“I decided to drop out and trust that it would all work out OK. It was pretty scary at the time, but looking back it was one of the best decisions I ever made. The minute I dropped out I could stop taking the required classes that didn’t interest me, and begin dropping in on the ones that looked interesting.”
That’s Steve Jobs describing how he dropped out of Reed College years ago. He talks about how the decision to drop out was scary because he didn’t know what would happen next, and how he felt guilty because his parents were completely devoted to the idea of sending him to university, so much so that they were spending every dime of their savings to do so.
But Jobs is a naturally curious person, and after he dropped out, he started taking classes that might have seemed strange and pointless, but for some reason caught his interest. One of these was a calligraphy class. He took the course and didn’t use the knowledge for 10 years, but eventually that training in aesthetic design would play a critical role in creating the first Macs.
Curiosity is being attentive to the world around you. It is about trying things out, and researching them, and being intrigued about life in general. Curiosity doesn’t mean looking into something because you have to, and it doesn’t mean learning how to solve a problem under orders from your boss. It means wondering how something works, simply because you don’t know how yet. It means having fun learning about the world, even though your new knowledge might have no immediate application to your life right now.
Business success is not all about perfect planning, excellent strategy and brilliant execution. It is also about spotting and exploring opportunities, and you can’t always do that from the comfort of your living room. You’ve got to go out into the world. You’ve got to step out of your comfort zone, and curiosity allows you have fun while you’re doing it.

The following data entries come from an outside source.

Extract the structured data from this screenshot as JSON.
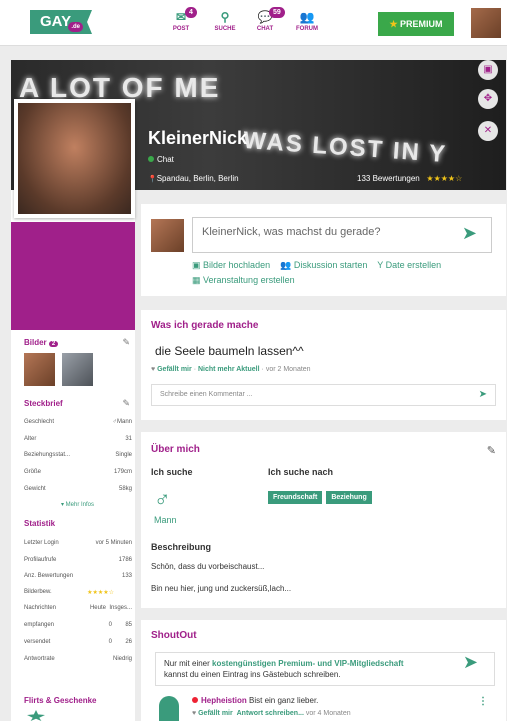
{
  "header": {
    "logo": "GAY",
    "logo_tld": ".de",
    "nav": [
      {
        "label": "POST",
        "badge": "4",
        "icon": "post-icon",
        "glyph": "✉"
      },
      {
        "label": "SUCHE",
        "badge": "",
        "icon": "search-icon",
        "glyph": "⚲"
      },
      {
        "label": "CHAT",
        "badge": "59",
        "icon": "chat-icon",
        "glyph": "💬"
      },
      {
        "label": "FORUM",
        "badge": "",
        "icon": "forum-icon",
        "glyph": "👥"
      }
    ],
    "premium": "PREMIUM",
    "premium_icon": "★"
  },
  "cover": {
    "line1": "A LOT OF ME",
    "line2": "WAS LOST IN Y",
    "name": "KleinerNick",
    "status": "Chat",
    "location": "Spandau, Berlin, Berlin",
    "location_icon": "📍",
    "reviews": "133 Bewertungen",
    "stars": "★★★★☆",
    "buttons": [
      {
        "icon": "image-icon",
        "glyph": "▣"
      },
      {
        "icon": "move-icon",
        "glyph": "✥"
      },
      {
        "icon": "close-icon",
        "glyph": "✕"
      }
    ]
  },
  "composer": {
    "placeholder": "KleinerNick, was machst du gerade?",
    "send_icon": "➤",
    "actions": [
      {
        "icon": "image-icon",
        "glyph": "▣",
        "label": "Bilder hochladen"
      },
      {
        "icon": "people-icon",
        "glyph": "👥",
        "label": "Diskussion starten"
      },
      {
        "icon": "cocktail-icon",
        "glyph": "Y",
        "label": "Date erstellen"
      },
      {
        "icon": "calendar-icon",
        "glyph": "▦",
        "label": "Veranstaltung erstellen"
      }
    ]
  },
  "activity": {
    "title": "Was ich gerade mache",
    "text": "die Seele baumeln lassen^^",
    "like": "Gefällt mir",
    "notcurrent": "Nicht mehr Aktuell",
    "sep": "·",
    "time": "vor 2 Monaten",
    "comment_placeholder": "Schreibe einen Kommentar ...",
    "send_icon": "➤"
  },
  "about": {
    "title": "Über mich",
    "edit_icon": "✎",
    "seek": "Ich suche",
    "seek_for": "Ich suche nach",
    "gender_symbol": "♂",
    "gender": "Mann",
    "tags": [
      "Freundschaft",
      "Beziehung"
    ],
    "desc_title": "Beschreibung",
    "desc1": "Schön, dass du vorbeischaust...",
    "desc2": "Bin neu hier, jung und zuckersüß,lach..."
  },
  "shoutout": {
    "title": "ShoutOut",
    "notice_pre": "Nur mit einer ",
    "notice_link": "kostengünstigen Premium- und VIP-Mitgliedschaft",
    "notice_post": "kannst du einen Eintrag ins Gästebuch schreiben.",
    "send_icon": "➤",
    "user": "Hepheistion",
    "message": "Bist ein ganz lieber.",
    "like": "Gefällt mir",
    "reply": "Antwort schreiben...",
    "time": "vor 4 Monaten",
    "menu_icon": "⋮"
  },
  "sidebar": {
    "bilder": "Bilder",
    "bilder_count": "2",
    "steckbrief": "Steckbrief",
    "edit_icon": "✎",
    "facts": [
      [
        "Geschlecht",
        "♂Mann"
      ],
      [
        "Alter",
        "31"
      ],
      [
        "Beziehungsstat...",
        "Single"
      ],
      [
        "Größe",
        "179cm"
      ],
      [
        "Gewicht",
        "58kg"
      ]
    ],
    "more": "▾ Mehr Infos",
    "statistik": "Statistik",
    "stats": [
      [
        "Letzter Login",
        "vor 5 Minuten"
      ],
      [
        "Profilaufrufe",
        "1786"
      ],
      [
        "Anz. Bewertungen",
        "133"
      ]
    ],
    "rating_label": "Bilderbew.",
    "rating_stars": "★★★★☆",
    "msg_head": [
      "Nachrichten",
      "Heute",
      "Insges..."
    ],
    "msgs": [
      [
        "empfangen",
        "0",
        "85"
      ],
      [
        "versendet",
        "0",
        "26"
      ]
    ],
    "answer_rate": [
      "Antwortrate",
      "Niedrig"
    ],
    "flirts": "Flirts & Geschenke"
  }
}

Here’s one example of what curiosity can do for your business: Most career coaches spend their spare time reading books about coaching and psychology. Those books seem close, familiar, relevant. But what if, instead, you spent that time learning about art, and how painters think and work? Chances are pretty good that after a while, you would be the only career coach who understood the art world, and you could form a new niche for yourself offering art therapy as opposed to regular counseling sessions. You would stand out, you would have something special to offer the world, and your customer base and popularity would grow as a result.
Or look at the real-life example of Pierre Omidyar, the founder of eBay. One night Omidyar’s fiancee was talking about one of her hobbies, collecting and trading Pez candy dispensers. Pez is a candy that comes packaged in colorful plastic dispensers designed to look like classic cartoon characters. There was already a large community of collectors spread across the United States, but there was no simple way for them to buy and sell their wares. Omidyar set up a simple website these people could use for their person-to-person auctions, the business grew quickly, and by the time eBay went public in 1998, it was hosting hundreds of thousands of auctions per day, and the company was worth over $3 billion.
Omidyar’s success began with simple curiosity. It began with him asking, “What are these Pez dispensers,” “Who are these people who trade them,” and “What would help them trade more with each other?” At the end, Omidyar was a multi-billionaire. But at the beginning, he was just a curious guy who wanted to know more about some candy dispensers.
When people with an entrepreneurial spirit see something interesting, they dive right in and start learning. They don’t know where it will take them, but they understand that that’s part of the fun. So the next time you find yourself thinking, “I wonder how…”, have some fun with it. Go down the roads you’ve never traveled before, because you never know where they’ll take you.